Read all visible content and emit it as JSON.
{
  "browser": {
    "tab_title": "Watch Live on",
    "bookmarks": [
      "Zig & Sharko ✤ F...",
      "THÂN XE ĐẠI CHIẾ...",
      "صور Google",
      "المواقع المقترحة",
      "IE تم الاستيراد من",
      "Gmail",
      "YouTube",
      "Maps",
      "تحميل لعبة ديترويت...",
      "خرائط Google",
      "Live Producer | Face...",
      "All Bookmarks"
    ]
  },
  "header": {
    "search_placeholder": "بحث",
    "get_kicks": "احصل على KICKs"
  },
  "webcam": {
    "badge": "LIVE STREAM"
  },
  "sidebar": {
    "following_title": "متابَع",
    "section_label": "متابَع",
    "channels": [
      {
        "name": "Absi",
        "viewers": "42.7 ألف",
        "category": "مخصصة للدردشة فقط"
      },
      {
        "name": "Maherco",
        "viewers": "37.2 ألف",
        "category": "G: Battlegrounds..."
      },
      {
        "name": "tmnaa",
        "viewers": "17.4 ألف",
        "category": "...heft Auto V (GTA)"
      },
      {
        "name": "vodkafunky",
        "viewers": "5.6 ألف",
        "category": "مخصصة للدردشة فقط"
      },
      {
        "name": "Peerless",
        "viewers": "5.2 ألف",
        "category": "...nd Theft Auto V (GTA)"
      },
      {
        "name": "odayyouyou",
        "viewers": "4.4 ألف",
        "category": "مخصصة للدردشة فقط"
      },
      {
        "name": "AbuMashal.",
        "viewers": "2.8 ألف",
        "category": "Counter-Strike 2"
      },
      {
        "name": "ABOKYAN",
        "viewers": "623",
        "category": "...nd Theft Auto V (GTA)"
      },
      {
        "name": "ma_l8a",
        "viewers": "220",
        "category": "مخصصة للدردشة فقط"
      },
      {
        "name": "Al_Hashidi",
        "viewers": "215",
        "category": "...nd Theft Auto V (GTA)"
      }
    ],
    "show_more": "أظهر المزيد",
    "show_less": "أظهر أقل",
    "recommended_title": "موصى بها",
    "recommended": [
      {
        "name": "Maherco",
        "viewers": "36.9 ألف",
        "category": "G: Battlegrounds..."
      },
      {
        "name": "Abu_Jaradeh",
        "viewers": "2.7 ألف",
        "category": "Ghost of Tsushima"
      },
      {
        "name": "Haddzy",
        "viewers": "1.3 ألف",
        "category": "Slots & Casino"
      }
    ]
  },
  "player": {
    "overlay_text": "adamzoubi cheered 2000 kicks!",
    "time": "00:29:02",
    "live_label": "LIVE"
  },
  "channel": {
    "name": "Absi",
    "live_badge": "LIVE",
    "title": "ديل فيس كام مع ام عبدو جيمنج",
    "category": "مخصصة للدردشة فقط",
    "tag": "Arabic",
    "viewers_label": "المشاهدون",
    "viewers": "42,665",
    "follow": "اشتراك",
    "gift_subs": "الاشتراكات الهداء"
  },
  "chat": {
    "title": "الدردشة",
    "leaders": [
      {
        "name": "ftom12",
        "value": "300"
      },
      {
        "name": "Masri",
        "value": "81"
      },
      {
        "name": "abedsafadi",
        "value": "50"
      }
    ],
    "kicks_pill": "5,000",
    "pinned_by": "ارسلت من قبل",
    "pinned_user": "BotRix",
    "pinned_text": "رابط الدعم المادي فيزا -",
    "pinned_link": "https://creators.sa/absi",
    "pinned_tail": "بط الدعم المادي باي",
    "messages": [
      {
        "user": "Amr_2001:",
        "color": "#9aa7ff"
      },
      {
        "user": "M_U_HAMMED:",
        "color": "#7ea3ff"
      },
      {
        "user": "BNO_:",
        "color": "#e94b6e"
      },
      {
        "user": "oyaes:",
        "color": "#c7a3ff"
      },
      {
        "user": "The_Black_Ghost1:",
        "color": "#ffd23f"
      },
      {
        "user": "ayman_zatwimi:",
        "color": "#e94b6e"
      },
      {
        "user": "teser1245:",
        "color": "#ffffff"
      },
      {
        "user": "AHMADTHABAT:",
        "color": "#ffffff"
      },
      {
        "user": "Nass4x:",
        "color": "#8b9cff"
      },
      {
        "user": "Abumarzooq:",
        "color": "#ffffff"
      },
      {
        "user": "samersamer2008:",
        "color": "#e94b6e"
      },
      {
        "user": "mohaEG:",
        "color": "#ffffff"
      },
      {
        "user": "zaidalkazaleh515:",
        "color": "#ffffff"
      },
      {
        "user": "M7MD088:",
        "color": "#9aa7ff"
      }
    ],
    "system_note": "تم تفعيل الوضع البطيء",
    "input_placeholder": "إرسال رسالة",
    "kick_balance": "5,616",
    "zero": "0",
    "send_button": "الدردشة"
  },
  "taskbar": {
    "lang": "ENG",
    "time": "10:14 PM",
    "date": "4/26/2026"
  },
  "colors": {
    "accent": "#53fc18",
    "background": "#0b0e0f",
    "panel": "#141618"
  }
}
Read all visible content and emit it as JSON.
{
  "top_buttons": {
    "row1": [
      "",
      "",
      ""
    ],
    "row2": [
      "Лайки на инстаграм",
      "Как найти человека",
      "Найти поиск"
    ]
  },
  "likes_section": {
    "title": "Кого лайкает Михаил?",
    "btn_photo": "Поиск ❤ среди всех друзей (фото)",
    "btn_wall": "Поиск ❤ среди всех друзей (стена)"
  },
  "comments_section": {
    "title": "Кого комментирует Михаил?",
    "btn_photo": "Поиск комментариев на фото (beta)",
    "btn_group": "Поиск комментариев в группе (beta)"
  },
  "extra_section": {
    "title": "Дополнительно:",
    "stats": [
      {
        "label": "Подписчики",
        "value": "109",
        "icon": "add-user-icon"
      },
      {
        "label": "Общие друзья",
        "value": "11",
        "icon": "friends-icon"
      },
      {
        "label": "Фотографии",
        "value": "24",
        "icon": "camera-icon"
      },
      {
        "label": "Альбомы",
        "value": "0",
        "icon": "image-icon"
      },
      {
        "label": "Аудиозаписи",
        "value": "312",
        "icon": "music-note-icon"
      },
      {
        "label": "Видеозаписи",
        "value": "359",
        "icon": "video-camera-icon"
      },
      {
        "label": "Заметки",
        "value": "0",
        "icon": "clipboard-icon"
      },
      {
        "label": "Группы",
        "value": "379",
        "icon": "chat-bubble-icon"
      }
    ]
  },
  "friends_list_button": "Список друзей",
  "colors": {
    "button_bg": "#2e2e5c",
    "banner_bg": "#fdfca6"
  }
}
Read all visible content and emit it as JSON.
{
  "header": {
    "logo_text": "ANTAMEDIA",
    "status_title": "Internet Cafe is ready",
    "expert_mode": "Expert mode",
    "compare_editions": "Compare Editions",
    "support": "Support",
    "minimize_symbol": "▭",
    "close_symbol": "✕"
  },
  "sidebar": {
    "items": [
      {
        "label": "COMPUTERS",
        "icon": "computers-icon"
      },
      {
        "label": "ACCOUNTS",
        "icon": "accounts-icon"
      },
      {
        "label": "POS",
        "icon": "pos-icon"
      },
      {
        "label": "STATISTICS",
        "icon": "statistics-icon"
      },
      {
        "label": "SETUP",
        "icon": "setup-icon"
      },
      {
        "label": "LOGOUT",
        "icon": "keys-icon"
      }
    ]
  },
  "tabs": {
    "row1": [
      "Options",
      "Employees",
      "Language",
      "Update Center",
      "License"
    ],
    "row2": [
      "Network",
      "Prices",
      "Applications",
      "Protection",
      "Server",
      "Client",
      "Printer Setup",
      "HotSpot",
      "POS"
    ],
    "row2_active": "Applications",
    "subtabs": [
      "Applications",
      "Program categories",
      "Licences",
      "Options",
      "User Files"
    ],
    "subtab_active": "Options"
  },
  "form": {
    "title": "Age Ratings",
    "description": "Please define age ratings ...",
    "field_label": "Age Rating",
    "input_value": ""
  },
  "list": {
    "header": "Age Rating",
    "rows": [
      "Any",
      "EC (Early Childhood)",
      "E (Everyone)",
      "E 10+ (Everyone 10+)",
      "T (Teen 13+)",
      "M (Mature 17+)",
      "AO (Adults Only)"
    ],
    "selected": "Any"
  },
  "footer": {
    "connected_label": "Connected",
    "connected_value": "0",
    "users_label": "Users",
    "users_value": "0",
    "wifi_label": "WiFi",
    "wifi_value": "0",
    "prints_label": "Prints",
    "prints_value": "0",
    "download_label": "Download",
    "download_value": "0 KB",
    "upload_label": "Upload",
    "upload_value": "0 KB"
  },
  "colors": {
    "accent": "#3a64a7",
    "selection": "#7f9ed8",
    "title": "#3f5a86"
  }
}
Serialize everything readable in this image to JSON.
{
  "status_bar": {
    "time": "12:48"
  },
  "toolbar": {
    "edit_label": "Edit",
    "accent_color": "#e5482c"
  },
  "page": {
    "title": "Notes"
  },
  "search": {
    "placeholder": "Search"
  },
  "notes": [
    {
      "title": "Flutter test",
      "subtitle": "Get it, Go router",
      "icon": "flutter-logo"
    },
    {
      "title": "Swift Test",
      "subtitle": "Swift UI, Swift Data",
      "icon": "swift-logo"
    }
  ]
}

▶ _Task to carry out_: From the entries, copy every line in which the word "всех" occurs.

▶ _Result of this task_:
    "btn_photo": "Поиск ❤ среди всех друзей (фото)",
    "btn_wall": "Поиск ❤ среди всех друзей (стена)"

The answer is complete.